Restate, word for word, every line of the data.

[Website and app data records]

== == ==

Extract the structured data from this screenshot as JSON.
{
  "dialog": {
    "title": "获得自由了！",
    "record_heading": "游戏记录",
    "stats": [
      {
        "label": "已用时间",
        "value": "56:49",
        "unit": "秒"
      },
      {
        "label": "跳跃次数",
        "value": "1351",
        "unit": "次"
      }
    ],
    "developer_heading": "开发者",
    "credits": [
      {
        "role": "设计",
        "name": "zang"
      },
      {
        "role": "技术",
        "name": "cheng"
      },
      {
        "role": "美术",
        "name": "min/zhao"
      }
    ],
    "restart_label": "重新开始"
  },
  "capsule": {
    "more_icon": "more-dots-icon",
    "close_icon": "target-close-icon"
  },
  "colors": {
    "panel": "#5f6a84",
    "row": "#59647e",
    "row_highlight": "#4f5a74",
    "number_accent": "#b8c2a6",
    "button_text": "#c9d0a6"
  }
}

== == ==

__Answer section__
Extract the structured data from this screenshot as JSON.
{
  "dialog": {
    "title": "获得自由了！",
    "record_heading": "游戏记录",
    "stats": [
      {
        "label": "已用时间",
        "value": "56:49",
        "unit": "秒"
      },
      {
        "label": "跳跃次数",
        "value": "1351",
        "unit": "次"
      }
    ],
    "developer_heading": "开发者",
    "credits": [
      {
        "role": "设计",
        "name": "zang"
      },
      {
        "role": "技术",
        "name": "cheng"
      },
      {
        "role": "美术",
        "name": "min/zhao"
      }
    ],
    "restart_label": "重新开始"
  },
  "capsule": {
    "more_icon": "more-dots-icon",
    "close_icon": "target-close-icon"
  },
  "colors": {
    "panel": "#5f6a84",
    "row": "#59647e",
    "row_highlight": "#4f5a74",
    "number_accent": "#b8c2a6",
    "button_text": "#c9d0a6"
  }
}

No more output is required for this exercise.